Indiana education leaders acknowledge the state’s teacher shortage, and the vacancies are perhaps even more acute in STEM classrooms, says Indiana Commissioner for Higher Education Teresa Lubbers. She notes that growing the number of STEM teachers is a critical stepping stone for the state to bridge the skills gap, or lack of qualified middle-skill workers, which manufacturing leaders say is a top concern for the industry. With back to school season in full swing, a newly-formed statewide STEM council is meeting for the first time this month, and filling STEM teacher vacancies is a top assignment.
“We’re looking at what to do for students to have a stronger STEM-based curriculum, but this really hinges on the preparation of our teachers,” says Lubbers. “STEM careers are increasingly necessary for a strong economy. It benefits the state and the individual; STEM wages are double general occupation wages. The average wage for all STEM occupations is more than $85,000, compared to $47,000 outside of STEM.”
While the state is on a mission to grow the number of students taking STEM classes and pursuing such careers, Lubbers says ensuring Indiana has enough teachers to support that effort is a challenge.
“Because of the STEM teacher shortage, we’ve tried to figure out what we can do to recruit more people to teach in these fields and to actually retain them,” says Lubbers. “Part of the challenge in keeping STEM teachers, many times, is that these folks can sometimes make significantly more money working at other places.
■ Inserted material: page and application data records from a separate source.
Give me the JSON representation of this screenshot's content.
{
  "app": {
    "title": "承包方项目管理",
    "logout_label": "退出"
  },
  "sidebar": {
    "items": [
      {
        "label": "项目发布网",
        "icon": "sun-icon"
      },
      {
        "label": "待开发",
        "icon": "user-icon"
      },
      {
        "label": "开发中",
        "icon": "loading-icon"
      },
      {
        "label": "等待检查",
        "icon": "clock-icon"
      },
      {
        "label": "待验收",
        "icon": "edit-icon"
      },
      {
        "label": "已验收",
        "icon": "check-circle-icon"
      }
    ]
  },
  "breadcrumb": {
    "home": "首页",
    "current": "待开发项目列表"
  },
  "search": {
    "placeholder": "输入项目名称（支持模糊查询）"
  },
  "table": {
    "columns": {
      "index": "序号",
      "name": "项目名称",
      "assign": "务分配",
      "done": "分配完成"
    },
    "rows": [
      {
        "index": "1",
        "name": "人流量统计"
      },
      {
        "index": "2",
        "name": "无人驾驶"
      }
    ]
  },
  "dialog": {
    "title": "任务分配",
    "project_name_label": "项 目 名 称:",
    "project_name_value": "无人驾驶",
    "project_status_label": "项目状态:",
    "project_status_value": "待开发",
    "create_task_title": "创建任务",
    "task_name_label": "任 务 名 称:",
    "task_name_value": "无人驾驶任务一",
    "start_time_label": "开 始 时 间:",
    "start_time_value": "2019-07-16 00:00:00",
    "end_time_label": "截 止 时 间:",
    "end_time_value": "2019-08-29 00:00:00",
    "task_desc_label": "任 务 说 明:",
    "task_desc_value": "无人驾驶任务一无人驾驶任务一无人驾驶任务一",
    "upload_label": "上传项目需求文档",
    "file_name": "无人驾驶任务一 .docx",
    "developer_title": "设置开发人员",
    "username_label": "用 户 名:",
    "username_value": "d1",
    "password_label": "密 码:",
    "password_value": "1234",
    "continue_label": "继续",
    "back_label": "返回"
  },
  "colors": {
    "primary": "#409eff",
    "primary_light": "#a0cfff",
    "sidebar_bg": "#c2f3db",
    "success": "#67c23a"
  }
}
We have to find a way to recruit people who really have a commitment to education.”
During the 2017 session, the Indiana General Assembly created a STEM council, supported by $2 million over a two-year period. The Commission for Higher Education, the Indiana Department of Education and other stakeholders comprise the council, which aims to build a K-12 statewide strategy to more comprehensively and equitably fund STEM education throughout the state.
“This is especially a challenge in rural areas of the state and poor urban areas, where we have a more difficult time recruiting and retaining teachers,” says Lubbers. “This is really a problem for rural Indiana, and we’ll be looking at strategies to address that.”
Lubbers believes one grant program in Indiana is evidence of progress. The STEM Teacher Recruitment Fund, a $10 million grant program created by the General Assembly to recruit more people to teach in STEM fields, is seeing an increasing number of applicants. Lubbers says 16 organizations applied during the first year, but the number grew to 25 the second year.
“I remember, many years ago when I was still in the legislature, I think we licensed eight chemistry teachers in the state in one year and two physics teachers,” says Lubbers. “I’m sure that has changed, but it shows that this is a longstanding problem.”
The Commission for Higher Education, which is responsible for financial aid distribution in Indiana, has also created a student teaching stipend for high-need areas, which include math and science for both
middle schools and high schools. Student teachers can earn a stipend of up to $5,000.
Lubbers says the state is analyzing STEM strategies at every grade level in K-12, but underscores the importance of establishing a solid foundation.
“If you don’t get a good grounding in the early grades in science and math, you’re disadvantaged going forward,” says Lubbers. “Part of the problem we have in those early grades is a lot of elementary teachers haven’t, traditionally, been strong in math. We’ve talked about perhaps needing to have math specialists in those early grades; we expect our elementary teachers to teach it all.”
She believes the state also needs to increase its accountability metrics for science, which “haven’t had as much focus.” In middle school, she believes there should be opportunities for career exploration, in addition to academic preparation, and says high school is the time to “double down.”
“We need to make sure those who are moving into the world of work have some sort of industry certification in a high-need area, or if they’re going to college, they’re prepared to go there and not need remediation—and the subject they’re most likely to need remediation in is math,” says Lubbers. “We may have different challenges at elementary, middle and high school, but we don’t have the liberty of focusing on just one of the three.”
Lubbers says, in addition to growing the number of STEM teachers preparing the pipeline, the state and employers need to focus on “skilling up” working adults.
Lubbers expects the Commission for Higher Education’s redesign of its former work-study program to increase the number of students pursuing STEM internships.